WORK INSTRUCTIONS: Each entry should be duplicated verbatim; its pictures should not be.

───── INPUT FOR THIS TASK ─────

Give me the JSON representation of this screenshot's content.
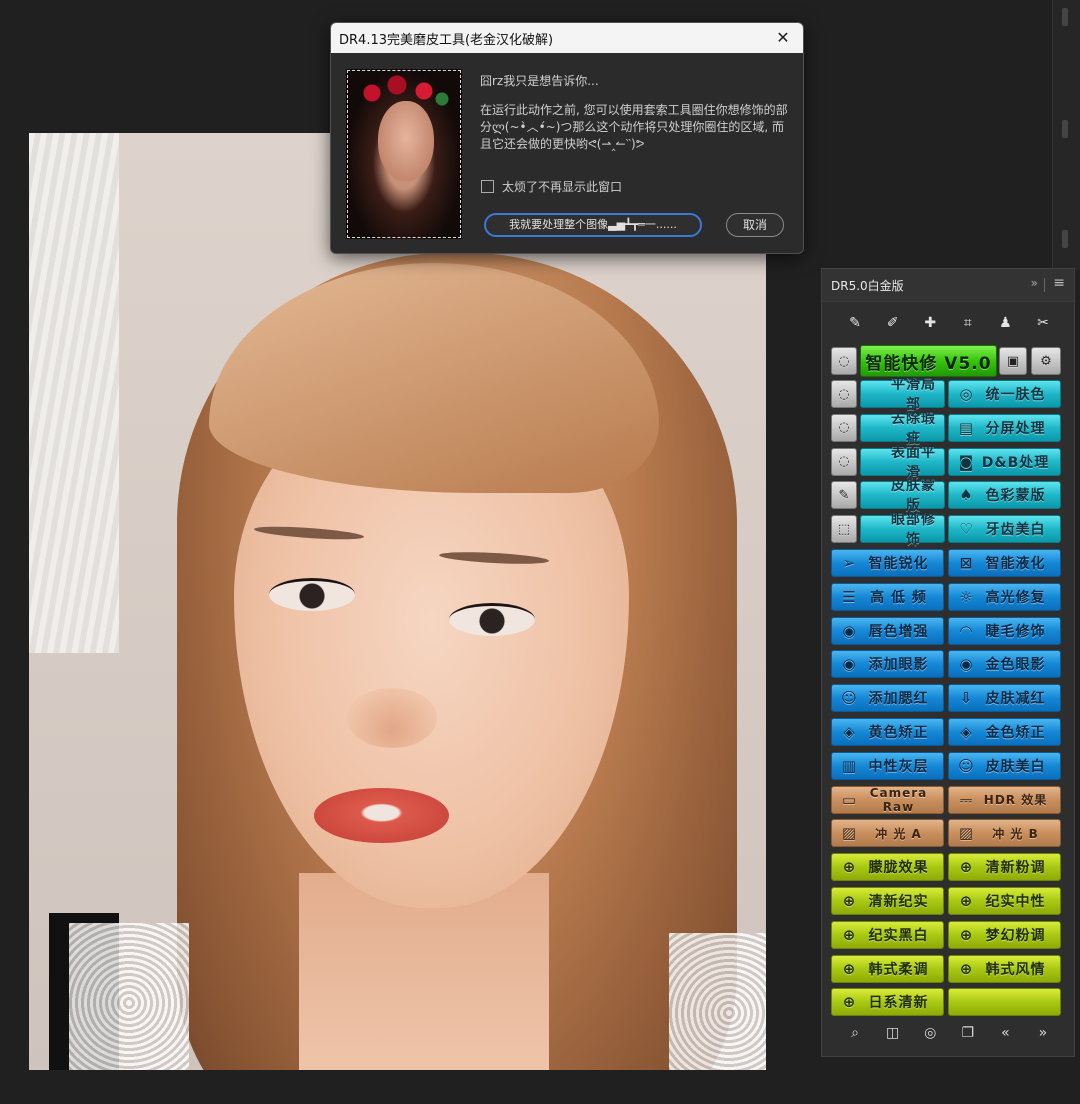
{
  "dialog": {
    "title": "DR4.13完美磨皮工具(老金汉化破解)",
    "close_glyph": "✕",
    "greeting": "囧rz我只是想告诉你...",
    "message": "在运行此动作之前, 您可以使用套索工具圈住你想修饰的部分ლ(~•̀︿•́~)つ那么这个动作将只处理你圈住的区域, 而且它还会做的更快哟ᕙ(⇀‸↼‵‵)ᕗ",
    "checkbox_label": "太烦了不再显示此窗口",
    "process_button": "我就要处理整个图像▃▅┻┳═一......",
    "cancel_button": "取消"
  },
  "panel": {
    "title": "DR5.0白金版",
    "collapse_glyph": "»",
    "menu_glyph": "≡",
    "tool_icons": [
      "✎",
      "✐",
      "✚",
      "⌗",
      "♟",
      "✂"
    ],
    "quick_fix": {
      "label": "智能快修 V5.0",
      "left_glyph": "◌",
      "right1_glyph": "▣",
      "right2_glyph": "⚙"
    },
    "teal_rows": [
      {
        "side_glyph": "◌",
        "left": {
          "icon": "",
          "label": "平滑局部"
        },
        "right": {
          "icon": "◎",
          "label": "统一肤色"
        }
      },
      {
        "side_glyph": "◌",
        "left": {
          "icon": "",
          "label": "去除瑕疵"
        },
        "right": {
          "icon": "▤",
          "label": "分屏处理"
        }
      },
      {
        "side_glyph": "◌",
        "left": {
          "icon": "",
          "label": "表面平滑"
        },
        "right": {
          "icon": "◙",
          "label": "D&B处理"
        }
      },
      {
        "side_glyph": "✎",
        "left": {
          "icon": "",
          "label": "皮肤蒙版"
        },
        "right": {
          "icon": "♠",
          "label": "色彩蒙版"
        }
      },
      {
        "side_glyph": "⬚",
        "left": {
          "icon": "",
          "label": "眼部修饰"
        },
        "right": {
          "icon": "♡",
          "label": "牙齿美白"
        }
      }
    ],
    "blue_rows": [
      {
        "left": {
          "icon": "➢",
          "label": "智能锐化"
        },
        "right": {
          "icon": "⊠",
          "label": "智能液化"
        }
      },
      {
        "left": {
          "icon": "☰",
          "label": "高 低 频"
        },
        "right": {
          "icon": "☼",
          "label": "高光修复"
        }
      },
      {
        "left": {
          "icon": "◉",
          "label": "唇色增强"
        },
        "right": {
          "icon": "◠",
          "label": "睫毛修饰"
        }
      },
      {
        "left": {
          "icon": "◉",
          "label": "添加眼影"
        },
        "right": {
          "icon": "◉",
          "label": "金色眼影"
        }
      },
      {
        "left": {
          "icon": "☺",
          "label": "添加腮红"
        },
        "right": {
          "icon": "⇩",
          "label": "皮肤减红"
        }
      },
      {
        "left": {
          "icon": "◈",
          "label": "黄色矫正"
        },
        "right": {
          "icon": "◈",
          "label": "金色矫正"
        }
      },
      {
        "left": {
          "icon": "▥",
          "label": "中性灰层"
        },
        "right": {
          "icon": "☺",
          "label": "皮肤美白"
        }
      }
    ],
    "tan_rows": [
      {
        "left": {
          "icon": "▭",
          "label": "Camera Raw"
        },
        "right": {
          "icon": "⎓",
          "label": "HDR 效果"
        }
      },
      {
        "left": {
          "icon": "▨",
          "label": "冲 光 A"
        },
        "right": {
          "icon": "▨",
          "label": "冲 光 B"
        }
      }
    ],
    "lime_rows": [
      {
        "left": {
          "icon": "⊕",
          "label": "朦胧效果"
        },
        "right": {
          "icon": "⊕",
          "label": "清新粉调"
        }
      },
      {
        "left": {
          "icon": "⊕",
          "label": "清新纪实"
        },
        "right": {
          "icon": "⊕",
          "label": "纪实中性"
        }
      },
      {
        "left": {
          "icon": "⊕",
          "label": "纪实黑白"
        },
        "right": {
          "icon": "⊕",
          "label": "梦幻粉调"
        }
      },
      {
        "left": {
          "icon": "⊕",
          "label": "韩式柔调"
        },
        "right": {
          "icon": "⊕",
          "label": "韩式风情"
        }
      },
      {
        "left": {
          "icon": "⊕",
          "label": "日系清新"
        },
        "right": {
          "icon": "",
          "label": ""
        }
      }
    ],
    "footer_icons": [
      "⌕",
      "◫",
      "◎",
      "❐",
      "«",
      "»"
    ]
  },
  "colors": {
    "teal": "#1fb7c8",
    "blue": "#1588d6",
    "tan": "#c98f5e",
    "lime": "#a9c812",
    "green": "#37c30e",
    "dialog_bg": "#2b2b2b",
    "app_bg": "#202020",
    "primary_button_border": "#3b78d8"
  }
}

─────

FINAL ANSWER:
Give me the JSON representation of this screenshot's content.
{
  "dialog": {
    "title": "DR4.13完美磨皮工具(老金汉化破解)",
    "close_glyph": "✕",
    "greeting": "囧rz我只是想告诉你...",
    "message": "在运行此动作之前, 您可以使用套索工具圈住你想修饰的部分ლ(~•̀︿•́~)つ那么这个动作将只处理你圈住的区域, 而且它还会做的更快哟ᕙ(⇀‸↼‵‵)ᕗ",
    "checkbox_label": "太烦了不再显示此窗口",
    "process_button": "我就要处理整个图像▃▅┻┳═一......",
    "cancel_button": "取消"
  },
  "panel": {
    "title": "DR5.0白金版",
    "collapse_glyph": "»",
    "menu_glyph": "≡",
    "tool_icons": [
      "✎",
      "✐",
      "✚",
      "⌗",
      "♟",
      "✂"
    ],
    "quick_fix": {
      "label": "智能快修 V5.0",
      "left_glyph": "◌",
      "right1_glyph": "▣",
      "right2_glyph": "⚙"
    },
    "teal_rows": [
      {
        "side_glyph": "◌",
        "left": {
          "icon": "",
          "label": "平滑局部"
        },
        "right": {
          "icon": "◎",
          "label": "统一肤色"
        }
      },
      {
        "side_glyph": "◌",
        "left": {
          "icon": "",
          "label": "去除瑕疵"
        },
        "right": {
          "icon": "▤",
          "label": "分屏处理"
        }
      },
      {
        "side_glyph": "◌",
        "left": {
          "icon": "",
          "label": "表面平滑"
        },
        "right": {
          "icon": "◙",
          "label": "D&B处理"
        }
      },
      {
        "side_glyph": "✎",
        "left": {
          "icon": "",
          "label": "皮肤蒙版"
        },
        "right": {
          "icon": "♠",
          "label": "色彩蒙版"
        }
      },
      {
        "side_glyph": "⬚",
        "left": {
          "icon": "",
          "label": "眼部修饰"
        },
        "right": {
          "icon": "♡",
          "label": "牙齿美白"
        }
      }
    ],
    "blue_rows": [
      {
        "left": {
          "icon": "➢",
          "label": "智能锐化"
        },
        "right": {
          "icon": "⊠",
          "label": "智能液化"
        }
      },
      {
        "left": {
          "icon": "☰",
          "label": "高 低 频"
        },
        "right": {
          "icon": "☼",
          "label": "高光修复"
        }
      },
      {
        "left": {
          "icon": "◉",
          "label": "唇色增强"
        },
        "right": {
          "icon": "◠",
          "label": "睫毛修饰"
        }
      },
      {
        "left": {
          "icon": "◉",
          "label": "添加眼影"
        },
        "right": {
          "icon": "◉",
          "label": "金色眼影"
        }
      },
      {
        "left": {
          "icon": "☺",
          "label": "添加腮红"
        },
        "right": {
          "icon": "⇩",
          "label": "皮肤减红"
        }
      },
      {
        "left": {
          "icon": "◈",
          "label": "黄色矫正"
        },
        "right": {
          "icon": "◈",
          "label": "金色矫正"
        }
      },
      {
        "left": {
          "icon": "▥",
          "label": "中性灰层"
        },
        "right": {
          "icon": "☺",
          "label": "皮肤美白"
        }
      }
    ],
    "tan_rows": [
      {
        "left": {
          "icon": "▭",
          "label": "Camera Raw"
        },
        "right": {
          "icon": "⎓",
          "label": "HDR 效果"
        }
      },
      {
        "left": {
          "icon": "▨",
          "label": "冲 光 A"
        },
        "right": {
          "icon": "▨",
          "label": "冲 光 B"
        }
      }
    ],
    "lime_rows": [
      {
        "left": {
          "icon": "⊕",
          "label": "朦胧效果"
        },
        "right": {
          "icon": "⊕",
          "label": "清新粉调"
        }
      },
      {
        "left": {
          "icon": "⊕",
          "label": "清新纪实"
        },
        "right": {
          "icon": "⊕",
          "label": "纪实中性"
        }
      },
      {
        "left": {
          "icon": "⊕",
          "label": "纪实黑白"
        },
        "right": {
          "icon": "⊕",
          "label": "梦幻粉调"
        }
      },
      {
        "left": {
          "icon": "⊕",
          "label": "韩式柔调"
        },
        "right": {
          "icon": "⊕",
          "label": "韩式风情"
        }
      },
      {
        "left": {
          "icon": "⊕",
          "label": "日系清新"
        },
        "right": {
          "icon": "",
          "label": ""
        }
      }
    ],
    "footer_icons": [
      "⌕",
      "◫",
      "◎",
      "❐",
      "«",
      "»"
    ]
  },
  "colors": {
    "teal": "#1fb7c8",
    "blue": "#1588d6",
    "tan": "#c98f5e",
    "lime": "#a9c812",
    "green": "#37c30e",
    "dialog_bg": "#2b2b2b",
    "app_bg": "#202020",
    "primary_button_border": "#3b78d8"
  }
}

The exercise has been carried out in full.